The Super Bowl may be the biggest mass-reach media event around, but it’s also increasingly seen as a gold mine for brands eager to build one-on-one relationships and first-party consumer databases, particularly as personal digital identifiers go away.
While using a mass event to build precision marketing may seem a contradiction, it’s not necessarily. Super Bowl ads generate big, if usually short-lived, spikes in search, e-commerce sales and traffic to brand websites, even when brands don’t try to capture the data. But given the cost of being in the game, pegged at around $7 million for a 30-second spot this year, not having a data strategy attached to the plan looks like a waste.
This year, such brands as Avocados From Mexico, Unilever’s Hellmann’s, and Anheuser-Busch InBev’s Michelob either have stated plans to use the game to help build first-party relationships or have elements surrounding their Super Bowl appearances that clearly will do that.
Last year, Kimberly-Clark Corp.’s Huggies saw collecting first-party data as an important part of the unusual appearance for its baby care brand in the game.

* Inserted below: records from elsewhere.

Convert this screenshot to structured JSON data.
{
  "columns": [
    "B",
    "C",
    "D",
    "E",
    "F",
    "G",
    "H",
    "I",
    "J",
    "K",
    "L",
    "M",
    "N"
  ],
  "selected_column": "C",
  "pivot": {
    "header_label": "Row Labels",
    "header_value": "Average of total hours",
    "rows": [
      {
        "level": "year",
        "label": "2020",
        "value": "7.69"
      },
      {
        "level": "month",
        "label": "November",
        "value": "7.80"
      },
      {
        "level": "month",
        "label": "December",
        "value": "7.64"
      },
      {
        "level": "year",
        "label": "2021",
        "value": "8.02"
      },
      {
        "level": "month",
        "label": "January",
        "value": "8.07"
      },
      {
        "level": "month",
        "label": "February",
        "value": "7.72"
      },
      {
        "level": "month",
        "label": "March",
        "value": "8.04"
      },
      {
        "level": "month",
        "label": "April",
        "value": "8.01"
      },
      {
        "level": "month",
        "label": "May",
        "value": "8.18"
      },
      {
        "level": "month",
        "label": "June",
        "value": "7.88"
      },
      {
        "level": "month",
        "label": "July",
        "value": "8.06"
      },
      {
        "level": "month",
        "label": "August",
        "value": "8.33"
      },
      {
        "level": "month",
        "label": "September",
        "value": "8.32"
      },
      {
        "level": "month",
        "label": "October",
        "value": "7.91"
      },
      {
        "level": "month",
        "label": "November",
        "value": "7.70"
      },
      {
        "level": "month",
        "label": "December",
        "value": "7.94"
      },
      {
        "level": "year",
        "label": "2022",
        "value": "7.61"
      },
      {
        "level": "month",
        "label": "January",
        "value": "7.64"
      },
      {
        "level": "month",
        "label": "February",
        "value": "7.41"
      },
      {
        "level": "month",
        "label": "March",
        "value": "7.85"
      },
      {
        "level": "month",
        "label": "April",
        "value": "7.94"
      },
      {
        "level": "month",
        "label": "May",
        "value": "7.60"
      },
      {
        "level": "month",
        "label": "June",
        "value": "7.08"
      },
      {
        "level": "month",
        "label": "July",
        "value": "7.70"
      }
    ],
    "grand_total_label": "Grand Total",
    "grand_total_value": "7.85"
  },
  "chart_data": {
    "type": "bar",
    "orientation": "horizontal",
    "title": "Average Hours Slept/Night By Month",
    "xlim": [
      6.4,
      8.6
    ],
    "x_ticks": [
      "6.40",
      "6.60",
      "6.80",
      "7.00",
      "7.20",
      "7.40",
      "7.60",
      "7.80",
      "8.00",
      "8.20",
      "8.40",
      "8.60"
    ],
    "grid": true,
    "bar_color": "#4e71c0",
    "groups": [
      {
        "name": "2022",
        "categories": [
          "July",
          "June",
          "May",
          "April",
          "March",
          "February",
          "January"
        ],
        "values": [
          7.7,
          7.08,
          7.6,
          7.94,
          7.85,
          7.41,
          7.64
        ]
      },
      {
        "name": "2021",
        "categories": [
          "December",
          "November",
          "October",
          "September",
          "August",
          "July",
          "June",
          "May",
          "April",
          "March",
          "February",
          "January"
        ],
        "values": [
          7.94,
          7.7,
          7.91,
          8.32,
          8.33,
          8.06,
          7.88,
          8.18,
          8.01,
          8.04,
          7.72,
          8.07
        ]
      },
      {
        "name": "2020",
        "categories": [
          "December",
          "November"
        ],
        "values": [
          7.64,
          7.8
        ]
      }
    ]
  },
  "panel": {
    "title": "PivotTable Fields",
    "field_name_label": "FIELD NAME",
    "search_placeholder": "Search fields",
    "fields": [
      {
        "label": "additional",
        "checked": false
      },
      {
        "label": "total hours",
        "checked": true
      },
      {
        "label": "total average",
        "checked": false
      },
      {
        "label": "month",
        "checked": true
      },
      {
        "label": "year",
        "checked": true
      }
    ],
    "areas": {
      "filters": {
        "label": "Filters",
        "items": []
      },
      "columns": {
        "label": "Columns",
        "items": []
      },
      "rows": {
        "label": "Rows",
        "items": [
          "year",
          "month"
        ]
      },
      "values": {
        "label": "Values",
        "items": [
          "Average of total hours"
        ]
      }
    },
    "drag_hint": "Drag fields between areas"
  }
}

Even though the brand was reaching far more people than could conceivably be thinking of conceiving, expecting or having babies, Chief Digital and Marketing Officer Zena Arnold said the game was also meant “to drive our larger data-driving marketing strategy by incorporating a lot of messaging and engagement through digital channels, social media and our website.”
And it turns out Huggies was among last year’s top brands at generating website visits—and presumably first-party relationships—according to data from SimilarWeb. Even as of November, Huggies website traffic was still running 12.9% ahead of the year before, according to SimilarWeb.